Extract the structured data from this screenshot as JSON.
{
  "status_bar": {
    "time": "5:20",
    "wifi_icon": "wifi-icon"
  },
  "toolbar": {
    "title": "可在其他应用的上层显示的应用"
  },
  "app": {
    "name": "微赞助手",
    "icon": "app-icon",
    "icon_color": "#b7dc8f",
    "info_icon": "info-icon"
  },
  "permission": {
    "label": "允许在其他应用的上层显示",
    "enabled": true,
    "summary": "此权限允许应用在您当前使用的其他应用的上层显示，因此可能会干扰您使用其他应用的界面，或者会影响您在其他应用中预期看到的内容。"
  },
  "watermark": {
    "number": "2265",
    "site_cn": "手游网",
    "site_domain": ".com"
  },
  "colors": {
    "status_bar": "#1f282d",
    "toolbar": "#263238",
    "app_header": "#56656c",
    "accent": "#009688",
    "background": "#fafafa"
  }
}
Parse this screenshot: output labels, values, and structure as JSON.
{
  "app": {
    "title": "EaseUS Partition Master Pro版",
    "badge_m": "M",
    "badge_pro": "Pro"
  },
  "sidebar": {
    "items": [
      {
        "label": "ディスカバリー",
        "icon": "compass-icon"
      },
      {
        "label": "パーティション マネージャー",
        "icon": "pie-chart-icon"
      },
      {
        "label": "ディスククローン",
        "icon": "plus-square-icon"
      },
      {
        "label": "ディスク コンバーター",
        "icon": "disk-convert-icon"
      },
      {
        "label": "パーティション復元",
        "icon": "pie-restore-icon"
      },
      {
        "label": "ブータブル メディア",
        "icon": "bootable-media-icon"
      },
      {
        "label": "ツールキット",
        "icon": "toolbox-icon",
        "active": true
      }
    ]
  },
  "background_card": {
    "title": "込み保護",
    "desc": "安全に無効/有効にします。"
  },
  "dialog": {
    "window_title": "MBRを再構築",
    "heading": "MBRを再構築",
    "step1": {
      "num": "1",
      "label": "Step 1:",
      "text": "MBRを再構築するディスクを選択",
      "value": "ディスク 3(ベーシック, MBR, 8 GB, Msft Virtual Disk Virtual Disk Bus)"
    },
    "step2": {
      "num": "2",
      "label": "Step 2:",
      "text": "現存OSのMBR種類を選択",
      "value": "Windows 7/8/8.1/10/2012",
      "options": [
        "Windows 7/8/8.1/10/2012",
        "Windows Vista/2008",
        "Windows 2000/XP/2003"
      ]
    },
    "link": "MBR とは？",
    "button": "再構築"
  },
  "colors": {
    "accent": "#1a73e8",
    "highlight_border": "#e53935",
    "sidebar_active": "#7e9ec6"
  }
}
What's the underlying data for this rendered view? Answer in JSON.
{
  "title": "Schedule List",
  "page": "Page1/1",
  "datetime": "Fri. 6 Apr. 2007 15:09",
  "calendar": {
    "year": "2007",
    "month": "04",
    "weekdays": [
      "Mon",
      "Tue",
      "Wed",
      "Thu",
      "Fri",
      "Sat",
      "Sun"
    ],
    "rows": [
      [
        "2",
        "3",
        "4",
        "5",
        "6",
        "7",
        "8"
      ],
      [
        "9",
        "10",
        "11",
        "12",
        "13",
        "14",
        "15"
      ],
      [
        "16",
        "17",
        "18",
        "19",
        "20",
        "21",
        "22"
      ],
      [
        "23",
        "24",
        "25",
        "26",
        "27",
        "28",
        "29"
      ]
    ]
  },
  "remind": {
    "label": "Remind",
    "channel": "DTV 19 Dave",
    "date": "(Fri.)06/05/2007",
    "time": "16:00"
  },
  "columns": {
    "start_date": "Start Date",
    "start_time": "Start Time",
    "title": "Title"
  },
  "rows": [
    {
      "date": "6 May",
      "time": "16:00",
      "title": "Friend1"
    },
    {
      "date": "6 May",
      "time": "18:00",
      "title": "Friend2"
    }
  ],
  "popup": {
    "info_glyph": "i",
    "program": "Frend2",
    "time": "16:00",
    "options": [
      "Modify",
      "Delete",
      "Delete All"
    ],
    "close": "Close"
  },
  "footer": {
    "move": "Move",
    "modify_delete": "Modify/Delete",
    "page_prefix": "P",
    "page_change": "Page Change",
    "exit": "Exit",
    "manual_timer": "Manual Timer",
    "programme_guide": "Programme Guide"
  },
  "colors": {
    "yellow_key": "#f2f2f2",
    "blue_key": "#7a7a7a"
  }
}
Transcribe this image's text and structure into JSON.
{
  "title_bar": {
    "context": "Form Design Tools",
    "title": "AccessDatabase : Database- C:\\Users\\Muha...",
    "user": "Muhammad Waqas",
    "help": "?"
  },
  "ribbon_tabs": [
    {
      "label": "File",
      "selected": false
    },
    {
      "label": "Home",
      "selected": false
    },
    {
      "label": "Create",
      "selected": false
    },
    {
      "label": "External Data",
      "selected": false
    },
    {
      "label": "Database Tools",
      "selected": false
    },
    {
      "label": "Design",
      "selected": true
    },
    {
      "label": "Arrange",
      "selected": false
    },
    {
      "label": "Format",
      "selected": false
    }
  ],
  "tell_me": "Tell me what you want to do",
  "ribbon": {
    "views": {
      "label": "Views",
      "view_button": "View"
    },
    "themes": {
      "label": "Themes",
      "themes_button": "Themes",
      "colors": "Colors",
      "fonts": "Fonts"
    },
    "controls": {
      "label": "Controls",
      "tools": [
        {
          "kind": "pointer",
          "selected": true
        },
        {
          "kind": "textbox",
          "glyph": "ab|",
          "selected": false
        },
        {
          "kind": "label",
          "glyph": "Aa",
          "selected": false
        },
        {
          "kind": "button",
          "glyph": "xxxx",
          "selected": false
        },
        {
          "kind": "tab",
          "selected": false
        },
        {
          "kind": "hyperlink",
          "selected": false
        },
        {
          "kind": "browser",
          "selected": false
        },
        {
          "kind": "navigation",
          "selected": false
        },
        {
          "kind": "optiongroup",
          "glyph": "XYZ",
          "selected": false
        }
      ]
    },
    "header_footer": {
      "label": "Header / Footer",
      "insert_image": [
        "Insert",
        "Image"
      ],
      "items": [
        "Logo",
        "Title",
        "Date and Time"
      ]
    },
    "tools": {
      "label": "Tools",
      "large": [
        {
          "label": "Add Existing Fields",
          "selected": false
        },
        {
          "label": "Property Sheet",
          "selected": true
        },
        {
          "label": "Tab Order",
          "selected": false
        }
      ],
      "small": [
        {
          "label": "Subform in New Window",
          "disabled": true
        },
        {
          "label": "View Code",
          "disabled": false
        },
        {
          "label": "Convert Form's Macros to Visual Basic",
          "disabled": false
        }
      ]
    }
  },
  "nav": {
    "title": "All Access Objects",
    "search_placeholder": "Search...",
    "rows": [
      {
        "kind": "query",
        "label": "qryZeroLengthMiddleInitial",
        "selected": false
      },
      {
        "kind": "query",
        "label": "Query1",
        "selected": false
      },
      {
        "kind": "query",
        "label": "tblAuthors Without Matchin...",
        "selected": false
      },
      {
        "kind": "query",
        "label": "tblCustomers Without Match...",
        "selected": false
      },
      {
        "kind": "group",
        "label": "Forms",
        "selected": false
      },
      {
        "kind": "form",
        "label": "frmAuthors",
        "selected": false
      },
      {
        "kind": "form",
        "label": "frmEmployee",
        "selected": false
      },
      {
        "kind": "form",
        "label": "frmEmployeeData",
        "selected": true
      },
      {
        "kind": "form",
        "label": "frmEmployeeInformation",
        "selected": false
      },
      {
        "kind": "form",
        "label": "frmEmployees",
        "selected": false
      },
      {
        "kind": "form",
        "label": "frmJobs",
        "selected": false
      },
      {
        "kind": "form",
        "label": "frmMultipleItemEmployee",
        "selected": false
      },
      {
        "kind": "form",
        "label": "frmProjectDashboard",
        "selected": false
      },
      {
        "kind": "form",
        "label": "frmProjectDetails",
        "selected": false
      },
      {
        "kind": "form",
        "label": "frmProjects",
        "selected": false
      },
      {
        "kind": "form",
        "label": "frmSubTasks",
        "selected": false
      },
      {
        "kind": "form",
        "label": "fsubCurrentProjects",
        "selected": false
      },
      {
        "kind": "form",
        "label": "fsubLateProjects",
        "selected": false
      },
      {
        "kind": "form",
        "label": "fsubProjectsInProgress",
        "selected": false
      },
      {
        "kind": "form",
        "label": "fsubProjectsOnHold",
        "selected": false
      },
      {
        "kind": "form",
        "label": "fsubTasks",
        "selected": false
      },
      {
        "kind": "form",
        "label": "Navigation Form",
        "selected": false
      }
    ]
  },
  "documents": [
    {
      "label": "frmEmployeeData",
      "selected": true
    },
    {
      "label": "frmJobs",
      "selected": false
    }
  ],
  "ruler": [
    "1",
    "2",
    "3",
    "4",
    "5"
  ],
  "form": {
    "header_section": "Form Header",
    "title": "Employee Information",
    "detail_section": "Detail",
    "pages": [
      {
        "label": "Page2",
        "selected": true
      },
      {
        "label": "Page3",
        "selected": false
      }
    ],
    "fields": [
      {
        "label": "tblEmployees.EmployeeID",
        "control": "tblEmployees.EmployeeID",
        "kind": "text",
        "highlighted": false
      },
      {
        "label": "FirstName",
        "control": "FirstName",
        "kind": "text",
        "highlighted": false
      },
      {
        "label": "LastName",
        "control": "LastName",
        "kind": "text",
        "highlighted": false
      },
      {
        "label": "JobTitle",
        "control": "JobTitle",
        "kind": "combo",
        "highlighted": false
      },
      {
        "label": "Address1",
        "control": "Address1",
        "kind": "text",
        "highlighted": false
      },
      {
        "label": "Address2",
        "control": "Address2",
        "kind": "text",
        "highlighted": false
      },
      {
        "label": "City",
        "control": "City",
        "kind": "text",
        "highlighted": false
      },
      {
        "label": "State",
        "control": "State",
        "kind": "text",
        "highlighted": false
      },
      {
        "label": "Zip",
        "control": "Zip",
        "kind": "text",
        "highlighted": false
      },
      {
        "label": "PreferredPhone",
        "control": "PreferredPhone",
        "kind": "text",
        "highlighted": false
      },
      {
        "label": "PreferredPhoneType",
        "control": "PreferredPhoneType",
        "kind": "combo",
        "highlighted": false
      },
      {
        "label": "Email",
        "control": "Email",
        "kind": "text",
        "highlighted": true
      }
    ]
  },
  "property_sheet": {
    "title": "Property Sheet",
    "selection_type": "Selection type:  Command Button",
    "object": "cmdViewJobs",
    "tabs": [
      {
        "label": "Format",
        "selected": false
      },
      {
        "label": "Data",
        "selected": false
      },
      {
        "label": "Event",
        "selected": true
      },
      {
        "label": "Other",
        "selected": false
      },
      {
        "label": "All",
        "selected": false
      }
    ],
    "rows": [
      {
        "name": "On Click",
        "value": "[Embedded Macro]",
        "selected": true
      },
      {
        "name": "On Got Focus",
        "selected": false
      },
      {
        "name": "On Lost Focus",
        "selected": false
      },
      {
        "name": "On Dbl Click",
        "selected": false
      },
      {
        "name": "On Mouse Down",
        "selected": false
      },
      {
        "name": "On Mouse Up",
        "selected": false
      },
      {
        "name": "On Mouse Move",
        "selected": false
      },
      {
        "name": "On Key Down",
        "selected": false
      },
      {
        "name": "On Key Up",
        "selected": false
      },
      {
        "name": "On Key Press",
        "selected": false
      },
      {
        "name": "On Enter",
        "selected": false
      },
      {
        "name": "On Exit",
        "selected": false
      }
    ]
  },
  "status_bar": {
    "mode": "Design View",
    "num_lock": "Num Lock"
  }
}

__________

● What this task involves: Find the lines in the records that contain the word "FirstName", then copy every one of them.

● Written solution:
        "label": "FirstName",
        "control": "FirstName",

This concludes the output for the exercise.